One of the industry’s most hotly anticipated startups, Groq, revealed some of the details of its architecture this autumn. With co-founders that worked on Google’s TPU, and having raised $67 million in funding, all eyes were on the secretive startup when it pulled out of an appearance at the AI Hardware Summit at the last minute.
Following that event, EETimes interviewed with the senior leadership team who detailed the chip’s software defined hardware architecture with what it calls “predictable performance” for machine learning inference.
The company officially exited stealth mode at SC ’19 where it publicly revealed its gargantuan chip, capable of 1 POPS (1000 TOPS).
Microsoft offers GraphCore
For the first time this November, a major cloud service provider offered customers the opportunity to run their workloads on AI accelerator hardware designed and built by one of this segment’s many startups. Microsoft said that it had been working with GraphCore for two years to develop systems around Graphcore’s IPU chip, which it now offers to customers as part of Azure.
Microsoft noted that Azure’s GraphCore hardware is reserved for customers “pushing the boundaries of machine learning,” and certainly, the performance advantage GraphCore’s accelerator offers seems more pronounced for futuristic neural network types.

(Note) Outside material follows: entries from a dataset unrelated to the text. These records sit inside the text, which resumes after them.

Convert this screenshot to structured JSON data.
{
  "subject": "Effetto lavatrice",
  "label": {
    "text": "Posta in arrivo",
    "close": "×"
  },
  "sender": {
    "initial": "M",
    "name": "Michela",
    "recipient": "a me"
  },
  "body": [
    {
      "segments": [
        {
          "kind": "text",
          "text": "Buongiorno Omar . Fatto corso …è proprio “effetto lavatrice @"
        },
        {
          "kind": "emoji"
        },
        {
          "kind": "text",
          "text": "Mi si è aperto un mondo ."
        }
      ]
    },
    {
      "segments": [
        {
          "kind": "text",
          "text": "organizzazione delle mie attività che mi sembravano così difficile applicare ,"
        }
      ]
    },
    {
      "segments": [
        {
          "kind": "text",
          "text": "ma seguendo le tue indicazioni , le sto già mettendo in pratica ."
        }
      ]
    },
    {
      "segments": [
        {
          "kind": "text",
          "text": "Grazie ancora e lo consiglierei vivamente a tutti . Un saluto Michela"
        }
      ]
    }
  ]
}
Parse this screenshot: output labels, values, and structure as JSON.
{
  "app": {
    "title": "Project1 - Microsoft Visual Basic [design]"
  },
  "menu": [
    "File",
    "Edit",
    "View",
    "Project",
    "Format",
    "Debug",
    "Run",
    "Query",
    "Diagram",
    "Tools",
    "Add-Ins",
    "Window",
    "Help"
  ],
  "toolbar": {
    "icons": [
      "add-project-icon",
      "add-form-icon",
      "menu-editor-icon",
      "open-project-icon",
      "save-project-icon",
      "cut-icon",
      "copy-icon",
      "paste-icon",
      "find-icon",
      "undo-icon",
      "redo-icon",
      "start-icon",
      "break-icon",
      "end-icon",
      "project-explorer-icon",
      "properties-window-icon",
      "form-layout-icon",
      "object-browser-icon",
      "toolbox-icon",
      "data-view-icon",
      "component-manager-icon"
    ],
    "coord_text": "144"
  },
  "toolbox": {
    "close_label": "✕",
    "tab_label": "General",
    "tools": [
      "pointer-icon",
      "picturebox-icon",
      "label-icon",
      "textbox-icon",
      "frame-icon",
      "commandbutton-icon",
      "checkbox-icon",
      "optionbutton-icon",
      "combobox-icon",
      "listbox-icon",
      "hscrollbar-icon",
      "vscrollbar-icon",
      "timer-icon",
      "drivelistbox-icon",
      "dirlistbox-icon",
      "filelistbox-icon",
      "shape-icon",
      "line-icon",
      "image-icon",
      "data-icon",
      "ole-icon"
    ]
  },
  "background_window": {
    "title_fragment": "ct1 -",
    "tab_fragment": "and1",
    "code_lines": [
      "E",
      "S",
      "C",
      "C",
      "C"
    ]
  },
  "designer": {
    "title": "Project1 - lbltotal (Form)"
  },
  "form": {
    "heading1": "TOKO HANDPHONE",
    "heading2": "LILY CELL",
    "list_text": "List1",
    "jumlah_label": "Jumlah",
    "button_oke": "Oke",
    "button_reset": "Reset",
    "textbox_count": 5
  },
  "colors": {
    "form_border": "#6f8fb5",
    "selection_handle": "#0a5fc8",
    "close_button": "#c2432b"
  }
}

So it’s probably safe to say that GraphCore’s IPU won’t be powering shopping website recommendations or chatbots any time soon.
MLPerf Inference Scores
Also in November, the first round of benchmark scores for AI inference were released by the industry’s well-known AI benchmarking organisation, MLPerf. Given the landscape of chip giants and startups all claiming some performance advantage in this sector, the results finally began to reveal who is winning the race. GPU giant Nvidia took most of the prizes, but close on its heels was Israeli startup Habana Labs. Which brings us to…
Intel acquires Habana Labs
Four weeks later, the news emerged that Habana was in serious talks about being acquired by Intel. Intel ended up paying $2 billion for Habana Labs, causing tongues to wag regarding the fate of Intel’s previous data centre AI chip startup, Nervana. Nervana had unveiled its training and inference chips just two weeks previously, with many reading the Habana acquisition as a sign that all was not well with Nervana’s hardware performance.
This acquisition was pivotal because serves to show just how important the AI acceleration vertical is to the chip giants (Intel expects to generate over $3.5 billion in AI-driven revenue in 2019, so it cannot afford to get its offering wrong).